The first time I encountered the Doggy Bag it flashed though my mind to ask why carry a dog about in the first place? But spare food in shops and restaurants is wasteful, and not always an easily resolved situation. Many years ago a pal and I used to take part in Charity collections, which meant we were given a list of the major food retailers to cover each evening around 10 minutes before closing time to collect their ‘donations’. The problem we encountered was that we could only collect during the very limited time before they closed, and most of the major foot outlets closed at the same time. We might make two shops but never more, so what happened to their donations I have no idea.

I think if legislation were to be proposed regarding doggy bags then really the more practical approach would be to place statutory limits on serving sizes. For many reasons that will never happen, but Beryl’s astute observation regarding slow eating is important: slow eaters do feel satiated after having eaten less than gobblers, and places like Ramsey’s take around two and a half hours to serve a simple five course meal, so you’re losing your appetite, weight and the will to live by the time they’ve finished, the end result of which is that you’re healthier, Ramsey’s is wealthier and the dog hungrier. So wins all round, then 🙂

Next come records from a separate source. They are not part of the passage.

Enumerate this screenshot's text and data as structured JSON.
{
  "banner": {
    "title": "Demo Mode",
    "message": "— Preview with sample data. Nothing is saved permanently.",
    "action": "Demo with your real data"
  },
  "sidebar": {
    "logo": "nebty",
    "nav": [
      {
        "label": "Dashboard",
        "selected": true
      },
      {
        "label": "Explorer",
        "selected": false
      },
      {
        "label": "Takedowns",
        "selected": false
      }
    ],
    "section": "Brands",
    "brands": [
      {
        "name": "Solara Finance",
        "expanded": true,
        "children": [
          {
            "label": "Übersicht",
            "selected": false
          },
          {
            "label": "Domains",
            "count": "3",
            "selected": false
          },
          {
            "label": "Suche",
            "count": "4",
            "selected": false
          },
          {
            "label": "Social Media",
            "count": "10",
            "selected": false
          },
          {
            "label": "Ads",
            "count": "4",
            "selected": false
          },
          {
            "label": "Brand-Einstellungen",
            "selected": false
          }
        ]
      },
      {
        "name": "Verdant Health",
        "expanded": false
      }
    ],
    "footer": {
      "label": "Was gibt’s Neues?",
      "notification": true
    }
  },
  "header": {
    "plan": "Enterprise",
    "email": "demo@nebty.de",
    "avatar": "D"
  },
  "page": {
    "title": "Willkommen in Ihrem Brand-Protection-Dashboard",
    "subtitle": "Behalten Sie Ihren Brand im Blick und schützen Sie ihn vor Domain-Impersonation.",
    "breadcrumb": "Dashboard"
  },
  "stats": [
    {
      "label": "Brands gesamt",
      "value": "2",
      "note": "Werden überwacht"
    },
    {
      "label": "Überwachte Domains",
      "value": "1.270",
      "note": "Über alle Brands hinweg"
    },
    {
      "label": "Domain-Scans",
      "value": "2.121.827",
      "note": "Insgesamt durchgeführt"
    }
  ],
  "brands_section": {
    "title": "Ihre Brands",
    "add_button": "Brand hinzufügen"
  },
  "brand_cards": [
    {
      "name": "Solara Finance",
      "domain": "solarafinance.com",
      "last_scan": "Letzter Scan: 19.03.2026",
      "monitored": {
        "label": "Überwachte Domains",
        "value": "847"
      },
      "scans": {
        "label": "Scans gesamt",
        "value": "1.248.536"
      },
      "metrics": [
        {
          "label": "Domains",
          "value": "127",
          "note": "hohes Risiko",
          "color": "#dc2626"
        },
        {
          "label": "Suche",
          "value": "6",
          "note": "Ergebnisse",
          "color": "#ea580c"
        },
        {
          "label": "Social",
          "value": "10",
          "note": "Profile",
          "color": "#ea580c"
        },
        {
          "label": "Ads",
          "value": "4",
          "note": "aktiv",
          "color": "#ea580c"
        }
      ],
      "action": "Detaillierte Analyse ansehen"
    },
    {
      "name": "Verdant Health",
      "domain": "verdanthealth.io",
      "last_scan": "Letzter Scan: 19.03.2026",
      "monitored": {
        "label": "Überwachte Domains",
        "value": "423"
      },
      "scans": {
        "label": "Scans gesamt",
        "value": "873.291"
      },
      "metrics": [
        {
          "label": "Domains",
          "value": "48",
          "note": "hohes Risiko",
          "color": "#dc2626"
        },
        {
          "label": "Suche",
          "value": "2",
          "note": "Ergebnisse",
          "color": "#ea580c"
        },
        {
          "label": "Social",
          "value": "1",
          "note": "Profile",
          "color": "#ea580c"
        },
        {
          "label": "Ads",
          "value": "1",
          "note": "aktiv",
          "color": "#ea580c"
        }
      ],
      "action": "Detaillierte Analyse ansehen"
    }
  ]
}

In the UK, the use of “doggy bags” is well established at Pizza Hut. In fact my experience is that they usually offer the facility to any customers who end up with unfinished pizzas.

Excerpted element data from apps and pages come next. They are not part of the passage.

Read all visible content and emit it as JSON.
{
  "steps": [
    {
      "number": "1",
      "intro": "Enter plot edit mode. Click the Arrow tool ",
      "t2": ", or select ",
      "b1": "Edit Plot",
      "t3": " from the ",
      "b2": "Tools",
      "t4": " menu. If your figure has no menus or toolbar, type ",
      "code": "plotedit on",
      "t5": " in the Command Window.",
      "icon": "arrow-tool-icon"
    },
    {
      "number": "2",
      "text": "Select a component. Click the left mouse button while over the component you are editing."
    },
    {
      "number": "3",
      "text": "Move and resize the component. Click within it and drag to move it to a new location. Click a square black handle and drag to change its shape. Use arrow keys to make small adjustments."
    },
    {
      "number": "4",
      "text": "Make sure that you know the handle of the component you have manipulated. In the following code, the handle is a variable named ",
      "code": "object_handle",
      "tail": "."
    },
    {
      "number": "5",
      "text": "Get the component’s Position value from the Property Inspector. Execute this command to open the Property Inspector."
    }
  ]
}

In most other UK restaurants, I’d be reluctant to ask for a doggy bag – but, when the servings are limited to sensible portions of tasty food – there won’t be any leftovers.

Anna says:
8 August 2016

On Saturday I went to the Toby Carvery with 2 other people where they had two new meat on trial: half a duck and lamb. I said that I would like the duck and my daughter the lamb, but they looked too much. I was told “no problem I will box up what you cannot eat”. Well, we ended up having the ‘left over’ meat on Sunday (x3) with lovely fresh new vegetables and there were enough duck left over for another meal for at least two people!!!! I agree with who said that we should not serve such big portions in the first place, but if we must, then a doggy bag is welcome, as I really hate wasting good food.

The term doggy bag has unfortunate connotations for me. For years I’ve known them as the small plastic bags that responsible pet owners carry whenever they take their canine friend(s) for a walk.

I saw this article in the Evening Standard last night: http://www.standard.co.uk/lifestyle/london-life/too-good-to-go-meet-the-app-creators-that-are-helping-london-restaurants-to-cut-down-on-waste-a3359626.html

It looks as though Too Good to Go is now up and running in London, where I live. I will definitely be giving it a try soon.